#### [TASK DESCRIPTION]
Every entry, from the first line to the last, should be output exactly.

#### [INPUT MATERIAL]
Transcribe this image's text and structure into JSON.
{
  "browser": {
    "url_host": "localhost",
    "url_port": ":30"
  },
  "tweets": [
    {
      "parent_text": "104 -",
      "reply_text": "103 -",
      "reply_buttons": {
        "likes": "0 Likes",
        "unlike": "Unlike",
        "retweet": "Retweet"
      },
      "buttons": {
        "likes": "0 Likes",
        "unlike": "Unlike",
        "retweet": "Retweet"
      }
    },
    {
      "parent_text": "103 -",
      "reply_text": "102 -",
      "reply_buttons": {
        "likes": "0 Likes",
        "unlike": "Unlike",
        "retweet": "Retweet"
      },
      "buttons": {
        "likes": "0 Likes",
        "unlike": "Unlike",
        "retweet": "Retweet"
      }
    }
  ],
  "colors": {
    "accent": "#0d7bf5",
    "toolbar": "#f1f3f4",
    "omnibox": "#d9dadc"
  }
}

#### [ANSWER]
Transcribe this image's text and structure into JSON.
{
  "browser": {
    "url_host": "localhost",
    "url_port": ":30"
  },
  "tweets": [
    {
      "parent_text": "104 -",
      "reply_text": "103 -",
      "reply_buttons": {
        "likes": "0 Likes",
        "unlike": "Unlike",
        "retweet": "Retweet"
      },
      "buttons": {
        "likes": "0 Likes",
        "unlike": "Unlike",
        "retweet": "Retweet"
      }
    },
    {
      "parent_text": "103 -",
      "reply_text": "102 -",
      "reply_buttons": {
        "likes": "0 Likes",
        "unlike": "Unlike",
        "retweet": "Retweet"
      },
      "buttons": {
        "likes": "0 Likes",
        "unlike": "Unlike",
        "retweet": "Retweet"
      }
    }
  ],
  "colors": {
    "accent": "#0d7bf5",
    "toolbar": "#f1f3f4",
    "omnibox": "#d9dadc"
  }
}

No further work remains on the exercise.